GORE, Okla. (AP) _ Gore, population 700, was once pretty far off the beaten path.
But now thousands of tractor-trailers, motor homes and pickup trucks with out-of-state plates are invading the Trout Capital of Oklahoma. And the travelers aren't coming to fish.
The deadly bridge collapse on Interstate 40 last weekend is forcing drivers to detour through Gore, where the big rigs are tearing up streets and trying to squeeze around tight curves made for going 30 mph.
For the next four to six months _ the time it takes to repair the bridge over the Arkansas River _ traffic will rumble through Gore and other little towns amid the cornfields and cattle ranches of eastern Oklahoma's green hills.
Flashing orange signs direct the 20,000 vehicles zooming along I-40, a major east-west artery, off the highway and onto winding, two-lane roads.
This week, traffic pushing west through Gore jammed up for miles along U.S. Highway 64 as tractor-trailers squeaked around a tight curve next to a snowcone stand and a flower shop. The line of cars stretched across the railroad tracks, and when a train came, the vehicles moved just in time.
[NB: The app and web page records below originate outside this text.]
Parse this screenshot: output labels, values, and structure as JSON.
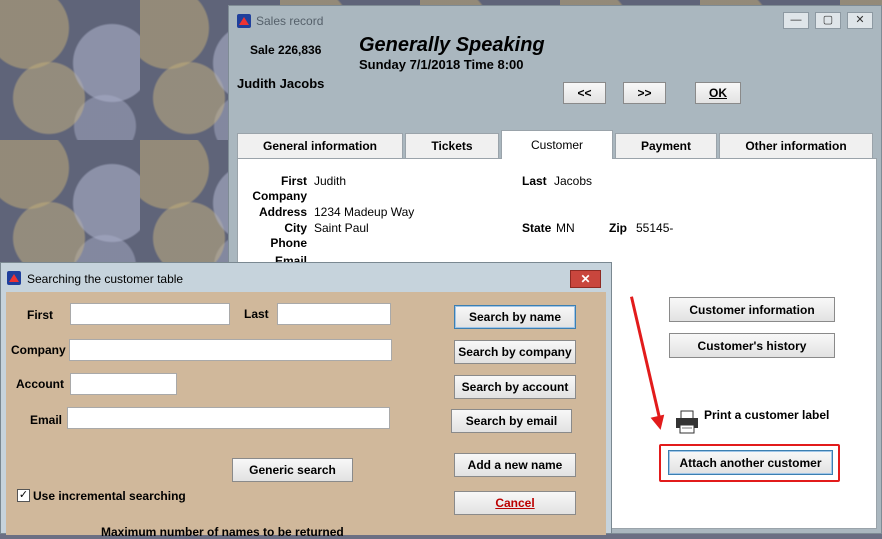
{
  "main_window": {
    "title": "Sales record",
    "sale_number": "Sale 226,836",
    "event_name": "Generally Speaking",
    "event_datetime": "Sunday 7/1/2018  Time 8:00",
    "customer_name": "Judith Jacobs",
    "buttons": {
      "prev": "<<",
      "next": ">>",
      "ok": "OK"
    },
    "window_controls": {
      "minimize": "—",
      "maximize": "▢",
      "close": "✕"
    }
  },
  "tabs": [
    {
      "label": "General information"
    },
    {
      "label": "Tickets"
    },
    {
      "label": "Customer"
    },
    {
      "label": "Payment"
    },
    {
      "label": "Other information"
    }
  ],
  "customer": {
    "first_label": "First",
    "first_value": "Judith",
    "last_label": "Last",
    "last_value": "Jacobs",
    "company_label": "Company",
    "address_label": "Address",
    "address_value": "1234 Madeup Way",
    "city_label": "City",
    "city_value": "Saint Paul",
    "state_label": "State",
    "state_value": "MN",
    "zip_label": "Zip",
    "zip_value": "55145-",
    "phone_label": "Phone",
    "email_label": "Email",
    "customer_info_button": "Customer information",
    "history_button": "Customer's history",
    "print_label": "Print a customer label",
    "attach_button": "Attach another customer"
  },
  "search_dialog": {
    "title": "Searching the customer table",
    "close": "✕",
    "first_label": "First",
    "last_label": "Last",
    "company_label": "Company",
    "account_label": "Account",
    "email_label": "Email",
    "first_value": "",
    "last_value": "",
    "company_value": "",
    "account_value": "",
    "email_value": "",
    "search_name": "Search by name",
    "search_company": "Search by company",
    "search_account": "Search by account",
    "search_email": "Search by email",
    "generic_search": "Generic search",
    "add_name": "Add a new name",
    "cancel": "Cancel",
    "incremental_label": "Use incremental searching",
    "incremental_checked": true,
    "bottom_partial": "Maximum number of names to be returned"
  },
  "colors": {
    "highlight": "#e21b1b"
  }
}
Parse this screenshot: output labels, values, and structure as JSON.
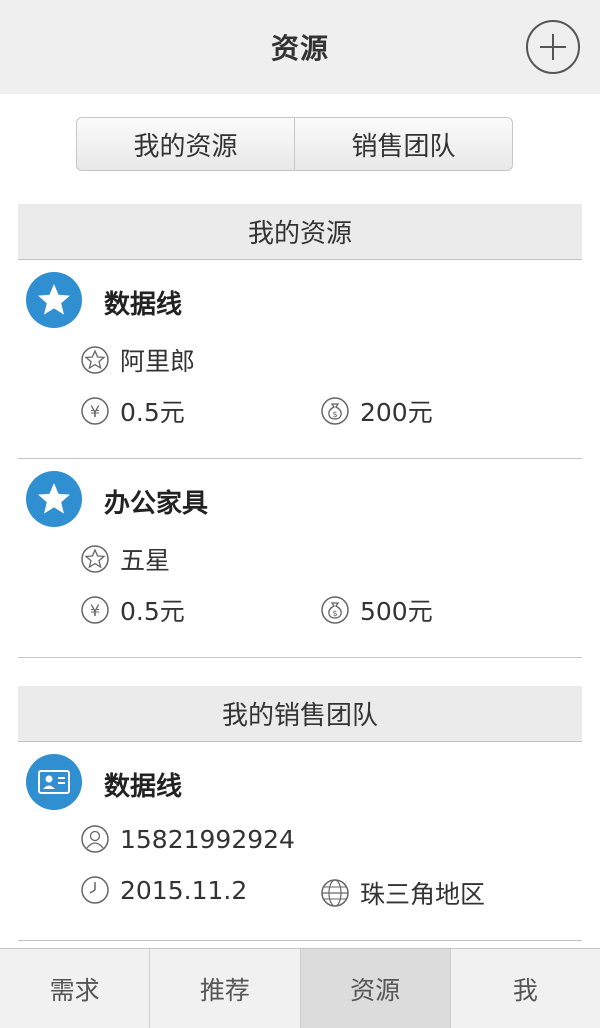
{
  "header": {
    "title": "资源",
    "add_icon": "plus-circle-icon"
  },
  "segment": {
    "left_label": "我的资源",
    "right_label": "销售团队"
  },
  "resources_section": {
    "title": "我的资源"
  },
  "resources": [
    {
      "name": "数据线",
      "rating": "阿里郎",
      "price": "0.5元",
      "amount": "200元"
    },
    {
      "name": "办公家具",
      "rating": "五星",
      "price": "0.5元",
      "amount": "500元"
    }
  ],
  "team_section": {
    "title": "我的销售团队"
  },
  "team": [
    {
      "name": "数据线",
      "phone": "15821992924",
      "date": "2015.11.2",
      "region": "珠三角地区"
    }
  ],
  "tabbar": {
    "items": [
      {
        "label": "需求"
      },
      {
        "label": "推荐"
      },
      {
        "label": "资源"
      },
      {
        "label": "我"
      }
    ],
    "active_index": 2
  },
  "colors": {
    "accent": "#2f8fd0",
    "header_bg": "#efefef",
    "text": "#333333"
  }
}
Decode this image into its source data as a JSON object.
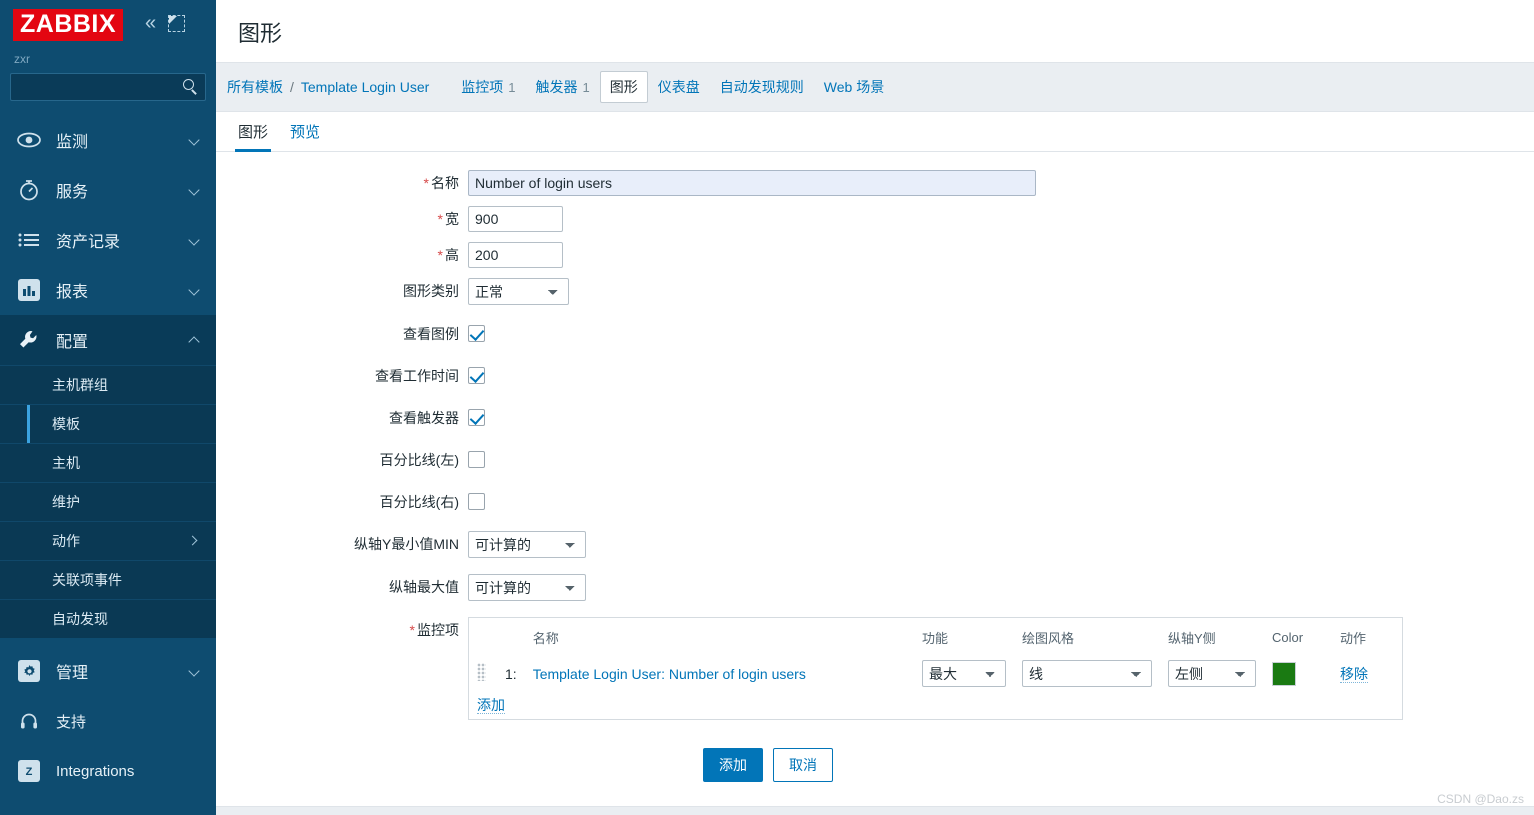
{
  "sidebar": {
    "logo": "ZABBIX",
    "user_label": "zxr",
    "collapse_icon": "double-chevron-left",
    "compact_icon": "compact-view",
    "search_placeholder": "",
    "search_value": "",
    "nav": [
      {
        "label": "监测",
        "icon": "eye-icon",
        "chevron": "down"
      },
      {
        "label": "服务",
        "icon": "stopwatch-icon",
        "chevron": "down"
      },
      {
        "label": "资产记录",
        "icon": "list-icon",
        "chevron": "down"
      },
      {
        "label": "报表",
        "icon": "bar-chart-icon",
        "chevron": "down"
      },
      {
        "label": "配置",
        "icon": "wrench-icon",
        "chevron": "up"
      }
    ],
    "submenu": [
      {
        "label": "主机群组",
        "active": false,
        "chevron": false
      },
      {
        "label": "模板",
        "active": true,
        "chevron": false
      },
      {
        "label": "主机",
        "active": false,
        "chevron": false
      },
      {
        "label": "维护",
        "active": false,
        "chevron": false
      },
      {
        "label": "动作",
        "active": false,
        "chevron": true
      },
      {
        "label": "关联项事件",
        "active": false,
        "chevron": false
      },
      {
        "label": "自动发现",
        "active": false,
        "chevron": false
      }
    ],
    "nav_bottom": [
      {
        "label": "管理",
        "icon": "gear-icon",
        "chevron": "down"
      },
      {
        "label": "支持",
        "icon": "headset-icon",
        "chevron": "none"
      },
      {
        "label": "Integrations",
        "icon": "zabbix-z-icon",
        "chevron": "none"
      }
    ]
  },
  "header": {
    "title": "图形"
  },
  "breadcrumb": {
    "root": "所有模板",
    "separator": "/",
    "current": "Template Login User"
  },
  "navlinks": [
    {
      "label": "监控项",
      "count": "1",
      "selected": false
    },
    {
      "label": "触发器",
      "count": "1",
      "selected": false
    },
    {
      "label": "图形",
      "count": "",
      "selected": true
    },
    {
      "label": "仪表盘",
      "count": "",
      "selected": false
    },
    {
      "label": "自动发现规则",
      "count": "",
      "selected": false
    },
    {
      "label": "Web 场景",
      "count": "",
      "selected": false
    }
  ],
  "tabs": [
    {
      "label": "图形",
      "active": true
    },
    {
      "label": "预览",
      "active": false
    }
  ],
  "form": {
    "name": {
      "label": "名称",
      "required": true,
      "value": "Number of login users"
    },
    "width": {
      "label": "宽",
      "required": true,
      "value": "900"
    },
    "height": {
      "label": "高",
      "required": true,
      "value": "200"
    },
    "graph_type": {
      "label": "图形类别",
      "value": "正常",
      "options": [
        "正常",
        "堆叠图",
        "饼图",
        "分解饼图"
      ]
    },
    "show_legend": {
      "label": "查看图例",
      "checked": true
    },
    "show_working_time": {
      "label": "查看工作时间",
      "checked": true
    },
    "show_triggers": {
      "label": "查看触发器",
      "checked": true
    },
    "percentile_left": {
      "label": "百分比线(左)",
      "checked": false
    },
    "percentile_right": {
      "label": "百分比线(右)",
      "checked": false
    },
    "y_min": {
      "label": "纵轴Y最小值MIN",
      "value": "可计算的",
      "options": [
        "可计算的",
        "固定的",
        "监控项"
      ]
    },
    "y_max": {
      "label": "纵轴最大值",
      "value": "可计算的",
      "options": [
        "可计算的",
        "固定的",
        "监控项"
      ]
    },
    "items": {
      "label": "监控项",
      "required": true,
      "columns": [
        "名称",
        "功能",
        "绘图风格",
        "纵轴Y侧",
        "Color",
        "动作"
      ],
      "rows": [
        {
          "index": "1:",
          "name": "Template Login User: Number of login users",
          "function": "最大",
          "draw_style": "线",
          "y_side": "左侧",
          "color": "#1A7A12",
          "action": "移除"
        }
      ],
      "add_label": "添加"
    }
  },
  "footer": {
    "submit": "添加",
    "cancel": "取消"
  },
  "watermark": "CSDN @Dao.zs"
}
A truck that had gotten trapped on the tracks broke the wooden crossbar as it moved out of the way.
``We almost had two cars cut in half,'' said city maintenance supervisor Dana Tracy. ``We're not set up for all this traffic.''
A new spray-painted sign warns motorists not to stop on the tracks.
State transportation officials tore up a curb in the center of town so tractor-trailers would have an easier time. Still, the police chief or one of the town's three other officers directs traffic so two big rigs don't meet at the corner.
In last weekend's bridge accident, a barge rammed the span Sunday morning, knocking out a 500-foot section of highway and sending 10 vehicles plunging into the muddy water.
Mayor Larry Pack said folks in Gore are thinking about the 14 people who died, not about the traffic. ``This is minor compared to what those people went through,'' he said.
The mayor said the town might get an economic boost from the traffic, which has gone from a few hundred vehicles a day to about 10,000. A few gas stations and convenience stores on the 10-mile detour are getting a bit more business.
``But some people don't like to get out of the line of traffic because it's hard to get back in,'' Pack said.
A second detour takes travelers south of the interstate for 60 miles, mostly on State Highway 9. Transportation officials plan to erect more stop signs and warning lights after a truck going too fast flipped over Wednesday near Keota.
In Stigler, population 2,500, police reset the town's two stoplights to keep traffic flowing. That is annoying locals who have to wait longer on side streets.
``Your elderly folks are kind of upset,'' said Kenny Medlock, a police officer. ``But we don't like them accidents.''
The Oklahoma Department of Transportation asked long-distance travelers to avoid eastern Oklahoma if possible by taking another east-west interstate. Spokeswoman Terri Angier said travelers should bring maps.
``We're talking about summer vacation,'' she said. ``People are driving from coast to coast and Interstate 40 is down. That's a major national emergency.''
Stan Cievkowski, who was hauling a load of phosphoric acid to Tulsa, said truckers are not complaining about the delays on their CB radios.
``You got to do what you got to do to get the delivery done,'' he said, using a truck stop squeegee to clean dirt off his headlights.